(Description nicked from B&N.com.)
“In an age of Zeppelins and gyroplanes, atomics and horseless carriages, the Transatlantic Span is the industrial marvel of the nineteenth century. A monumental feat of engineering, the steel suspension bridge stretches across the Atlantic from Liverpool to the distant harbor of New York City, supported by no less than seven hundred towers. But in the shadows of its massive struts, on the docks of the River Mersey, lies a faceless corpse…
Inspector Matthew Langton is still seized with grief when he thinks of Sarah, his late wife. Tortured by nightmares and afflicted by breathless attacks of despair and terror, he forces himself to focus on the investigation of the faceless man. The victim wears the uniform of the Transatlantic Span Company but bears the tattoos of the Boers—could there be a Boer conspiracy to assassinate Queen Victoria on the upcoming Inauguration Day of the Span?
But the truth, as it begins to emerge, is far more bizarre than a political coup. As additional victims turn up—each with strange, twin burn marks on their necks—Langton draws a connection between the dead man beneath the bridge and chilling rumors of the Jar Bars, soul snatchers who come under cover of night. Most frightening of all is the mythic and elusive Doktor Glass, who may not only be behind the illicit trade in souls…but who may hold the key to what happened to the inspector’s own beloved wife on her deathbed…”
Doktor Glass is an unusual but very successful foray into Victorian steampunk. I liked that while the steampunk elements are integral to the story, they don’t overwhelm the narrative and turn into the “cool machinery for its own sake” trope. The author uses two major constructions to anchor his tale: the Span, which runs from Liverpool to New York City, and the mysterious contraption used by the Jar Boys to capture and imprison souls as they depart the body. Both are very much the product of the Industrial Revolution as it stood at the end of the nineteenth century, reflecting the grandiose idea that there was nothing Man couldn’t build or conquer.

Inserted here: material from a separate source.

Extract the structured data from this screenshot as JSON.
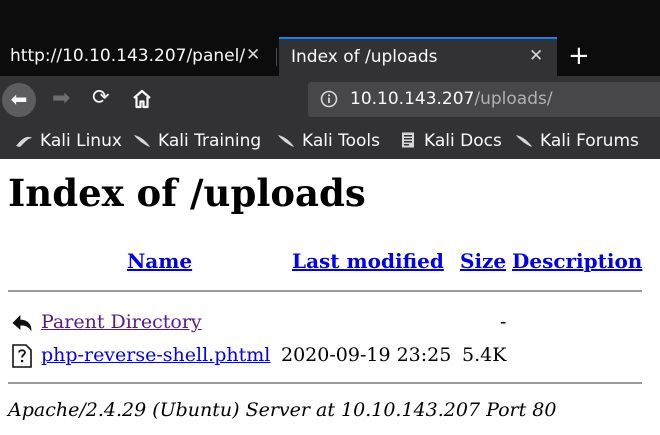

The hubris that was inherent in this time period factors into the motivations of the enigmatic Doktor Glass. And in the end, readers will have to decide if Glass’s ultimate goal is evil or perhaps indicative of a twisted kind of logic. I even wonder if this alternate England and its Span are standing in for our own historical disaster involving the Titanic, the supposedly “unsinkable” ship. You’ll have to decide for yourself whether the ends justify the means, and even if the end is something Man should strive for.
I appreciated the fact that this isn’t a love story—or at least, not in the way that so many novels use nowadays. Langton is a widower, having lost his wife only three months prior to the start of the story. He doesn’t get entangled in any other romances during the tale, merely feeling admiration for a nurse that works in the local hospital. Langton’s love for his deceased wife threads through much of the novel and gives it a bittersweet flavor.

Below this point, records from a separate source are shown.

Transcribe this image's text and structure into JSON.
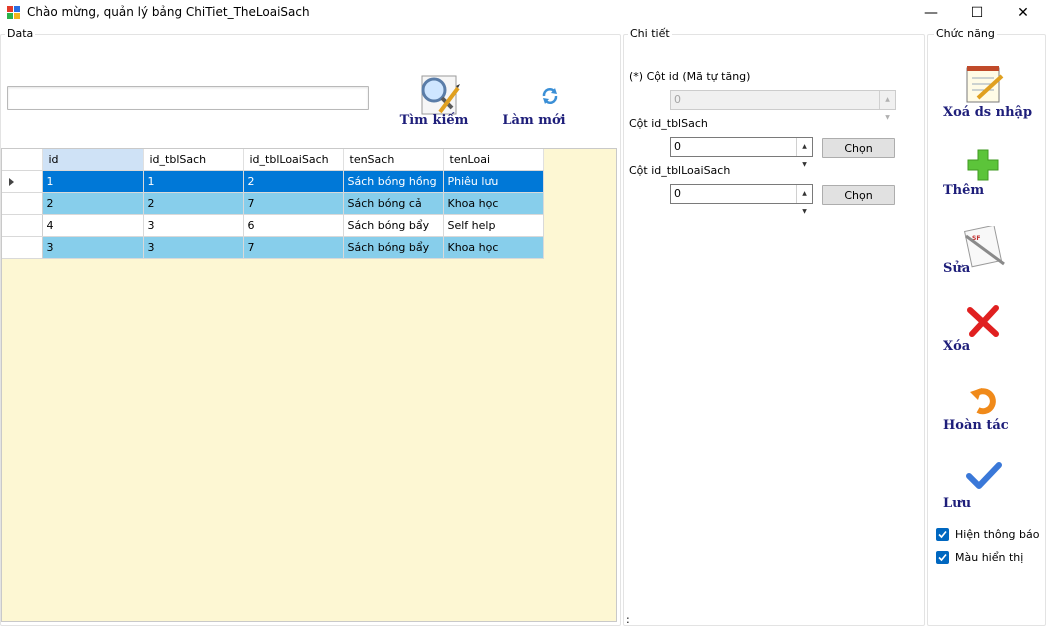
{
  "window": {
    "title": "Chào mừng, quản lý bảng ChiTiet_TheLoaiSach",
    "minimize": "—",
    "maximize": "☐",
    "close": "✕"
  },
  "groups": {
    "data_label": "Data",
    "chitiet_label": "Chi tiết",
    "chucnang_label": "Chức năng"
  },
  "search": {
    "value": "",
    "search_label": "Tìm kiếm",
    "refresh_label": "Làm mới"
  },
  "grid": {
    "columns": [
      "id",
      "id_tblSach",
      "id_tblLoaiSach",
      "tenSach",
      "tenLoai"
    ],
    "rows": [
      [
        "1",
        "1",
        "2",
        "Sách bóng hồng",
        "Phiêu lưu"
      ],
      [
        "2",
        "2",
        "7",
        "Sách bóng cả",
        "Khoa học"
      ],
      [
        "4",
        "3",
        "6",
        "Sách bóng bẩy",
        "Self help"
      ],
      [
        "3",
        "3",
        "7",
        "Sách bóng bẩy",
        "Khoa học"
      ]
    ]
  },
  "details": {
    "id_label": "(*) Cột id (Mã tự tăng)",
    "id_value": "0",
    "sach_label": "Cột id_tblSach",
    "sach_value": "0",
    "loaisach_label": "Cột id_tblLoaiSach",
    "loaisach_value": "0",
    "chon_label": "Chọn",
    "status": ":"
  },
  "functions": {
    "clear_label": "Xoá ds nhập",
    "add_label": "Thêm",
    "edit_label": "Sửa",
    "delete_label": "Xóa",
    "undo_label": "Hoàn tác",
    "save_label": "Lưu",
    "show_message_label": "Hiện thông báo",
    "show_color_label": "Màu hiển thị"
  },
  "colors": {
    "selected_row": "#0078d7",
    "alt_row": "#87ceeb",
    "grid_background": "#fdf7d3",
    "button_text": "#1e1e7a",
    "checkbox": "#0067c0"
  }
}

Brennan’s worldbuilding is solid, taking readers from hospitals to government offices, from slums to tunnels to upper class houses. It’s quite a complete portrait of Victorian England, made all the more interesting for the fact that it’s not set in London as so many others have done. It’s also a great look at police procedural work during this time period, painting a realistic portrait of the limitations to solving crimes. Langton is a likeable character, always in the forefront of a chase or mission, and his grief over his wife makes him even more sympathetic. You’re pulling for him to solve the mystery so that he finds some peace regarding her death.
Doktor Glass is an engaging start to what I hope will be a continuing story. Brennan’s writing will transport you to the dirty, crowded streets of Liverpool on an adventure in both this life and the next one. This novel would be a great crossover to get mystery readers into fantasy.
This review appeared on Owlcat Mountain on February 1, 2013.